### INPUT DATA
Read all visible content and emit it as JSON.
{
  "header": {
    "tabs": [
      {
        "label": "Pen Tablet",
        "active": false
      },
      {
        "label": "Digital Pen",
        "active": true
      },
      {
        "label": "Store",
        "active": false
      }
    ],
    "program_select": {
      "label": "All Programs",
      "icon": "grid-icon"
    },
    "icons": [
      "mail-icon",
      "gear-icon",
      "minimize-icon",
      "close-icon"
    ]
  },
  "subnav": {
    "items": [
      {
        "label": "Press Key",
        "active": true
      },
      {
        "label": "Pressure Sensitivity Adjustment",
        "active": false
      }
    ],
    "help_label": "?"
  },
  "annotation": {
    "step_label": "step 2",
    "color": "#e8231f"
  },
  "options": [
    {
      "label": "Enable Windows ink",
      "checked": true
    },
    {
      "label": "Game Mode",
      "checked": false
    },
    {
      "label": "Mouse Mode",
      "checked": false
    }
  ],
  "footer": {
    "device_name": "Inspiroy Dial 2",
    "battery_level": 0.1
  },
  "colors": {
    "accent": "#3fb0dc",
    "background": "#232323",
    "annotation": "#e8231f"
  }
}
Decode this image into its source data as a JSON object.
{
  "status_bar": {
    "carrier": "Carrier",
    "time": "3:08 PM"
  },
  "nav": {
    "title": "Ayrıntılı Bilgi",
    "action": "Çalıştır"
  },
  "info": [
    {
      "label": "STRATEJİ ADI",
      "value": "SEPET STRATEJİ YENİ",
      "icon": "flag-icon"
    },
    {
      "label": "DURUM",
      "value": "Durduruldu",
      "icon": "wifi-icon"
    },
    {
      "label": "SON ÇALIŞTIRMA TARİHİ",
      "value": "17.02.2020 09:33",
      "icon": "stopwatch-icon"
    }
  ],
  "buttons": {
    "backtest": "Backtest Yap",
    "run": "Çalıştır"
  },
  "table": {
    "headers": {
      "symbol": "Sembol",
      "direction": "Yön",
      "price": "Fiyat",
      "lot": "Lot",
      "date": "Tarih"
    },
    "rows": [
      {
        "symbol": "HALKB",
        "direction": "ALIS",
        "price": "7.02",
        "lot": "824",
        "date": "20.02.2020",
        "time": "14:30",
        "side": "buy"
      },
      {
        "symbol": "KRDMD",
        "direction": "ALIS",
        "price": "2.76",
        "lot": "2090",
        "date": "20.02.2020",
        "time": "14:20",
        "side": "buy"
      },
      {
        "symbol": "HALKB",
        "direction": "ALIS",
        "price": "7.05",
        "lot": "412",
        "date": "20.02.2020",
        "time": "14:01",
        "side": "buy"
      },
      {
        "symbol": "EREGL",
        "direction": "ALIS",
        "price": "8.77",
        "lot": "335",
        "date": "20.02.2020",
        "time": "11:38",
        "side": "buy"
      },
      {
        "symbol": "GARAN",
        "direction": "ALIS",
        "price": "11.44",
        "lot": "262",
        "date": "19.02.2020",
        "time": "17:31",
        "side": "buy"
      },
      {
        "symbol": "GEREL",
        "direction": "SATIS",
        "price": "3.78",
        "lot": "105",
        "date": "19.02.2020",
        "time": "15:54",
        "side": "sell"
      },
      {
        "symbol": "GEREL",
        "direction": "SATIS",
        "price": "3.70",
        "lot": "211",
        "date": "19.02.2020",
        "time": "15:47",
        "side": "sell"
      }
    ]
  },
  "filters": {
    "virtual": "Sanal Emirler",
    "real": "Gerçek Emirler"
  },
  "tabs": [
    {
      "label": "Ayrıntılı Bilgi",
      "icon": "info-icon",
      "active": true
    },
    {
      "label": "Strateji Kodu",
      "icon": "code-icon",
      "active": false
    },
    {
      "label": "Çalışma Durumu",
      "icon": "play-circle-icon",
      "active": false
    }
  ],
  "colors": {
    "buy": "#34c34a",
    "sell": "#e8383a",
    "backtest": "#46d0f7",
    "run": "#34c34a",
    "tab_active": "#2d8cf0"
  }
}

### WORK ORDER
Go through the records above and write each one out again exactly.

### RESULT
Read all visible content and emit it as JSON.
{
  "header": {
    "tabs": [
      {
        "label": "Pen Tablet",
        "active": false
      },
      {
        "label": "Digital Pen",
        "active": true
      },
      {
        "label": "Store",
        "active": false
      }
    ],
    "program_select": {
      "label": "All Programs",
      "icon": "grid-icon"
    },
    "icons": [
      "mail-icon",
      "gear-icon",
      "minimize-icon",
      "close-icon"
    ]
  },
  "subnav": {
    "items": [
      {
        "label": "Press Key",
        "active": true
      },
      {
        "label": "Pressure Sensitivity Adjustment",
        "active": false
      }
    ],
    "help_label": "?"
  },
  "annotation": {
    "step_label": "step 2",
    "color": "#e8231f"
  },
  "options": [
    {
      "label": "Enable Windows ink",
      "checked": true
    },
    {
      "label": "Game Mode",
      "checked": false
    },
    {
      "label": "Mouse Mode",
      "checked": false
    }
  ],
  "footer": {
    "device_name": "Inspiroy Dial 2",
    "battery_level": 0.1
  },
  "colors": {
    "accent": "#3fb0dc",
    "background": "#232323",
    "annotation": "#e8231f"
  }
}
Decode this image into its source data as a JSON object.
{
  "status_bar": {
    "carrier": "Carrier",
    "time": "3:08 PM"
  },
  "nav": {
    "title": "Ayrıntılı Bilgi",
    "action": "Çalıştır"
  },
  "info": [
    {
      "label": "STRATEJİ ADI",
      "value": "SEPET STRATEJİ YENİ",
      "icon": "flag-icon"
    },
    {
      "label": "DURUM",
      "value": "Durduruldu",
      "icon": "wifi-icon"
    },
    {
      "label": "SON ÇALIŞTIRMA TARİHİ",
      "value": "17.02.2020 09:33",
      "icon": "stopwatch-icon"
    }
  ],
  "buttons": {
    "backtest": "Backtest Yap",
    "run": "Çalıştır"
  },
  "table": {
    "headers": {
      "symbol": "Sembol",
      "direction": "Yön",
      "price": "Fiyat",
      "lot": "Lot",
      "date": "Tarih"
    },
    "rows": [
      {
        "symbol": "HALKB",
        "direction": "ALIS",
        "price": "7.02",
        "lot": "824",
        "date": "20.02.2020",
        "time": "14:30",
        "side": "buy"
      },
      {
        "symbol": "KRDMD",
        "direction": "ALIS",
        "price": "2.76",
        "lot": "2090",
        "date": "20.02.2020",
        "time": "14:20",
        "side": "buy"
      },
      {
        "symbol": "HALKB",
        "direction": "ALIS",
        "price": "7.05",
        "lot": "412",
        "date": "20.02.2020",
        "time": "14:01",
        "side": "buy"
      },
      {
        "symbol": "EREGL",
        "direction": "ALIS",
        "price": "8.77",
        "lot": "335",
        "date": "20.02.2020",
        "time": "11:38",
        "side": "buy"
      },
      {
        "symbol": "GARAN",
        "direction": "ALIS",
        "price": "11.44",
        "lot": "262",
        "date": "19.02.2020",
        "time": "17:31",
        "side": "buy"
      },
      {
        "symbol": "GEREL",
        "direction": "SATIS",
        "price": "3.78",
        "lot": "105",
        "date": "19.02.2020",
        "time": "15:54",
        "side": "sell"
      },
      {
        "symbol": "GEREL",
        "direction": "SATIS",
        "price": "3.70",
        "lot": "211",
        "date": "19.02.2020",
        "time": "15:47",
        "side": "sell"
      }
    ]
  },
  "filters": {
    "virtual": "Sanal Emirler",
    "real": "Gerçek Emirler"
  },
  "tabs": [
    {
      "label": "Ayrıntılı Bilgi",
      "icon": "info-icon",
      "active": true
    },
    {
      "label": "Strateji Kodu",
      "icon": "code-icon",
      "active": false
    },
    {
      "label": "Çalışma Durumu",
      "icon": "play-circle-icon",
      "active": false
    }
  ],
  "colors": {
    "buy": "#34c34a",
    "sell": "#e8383a",
    "backtest": "#46d0f7",
    "run": "#34c34a",
    "tab_active": "#2d8cf0"
  }
}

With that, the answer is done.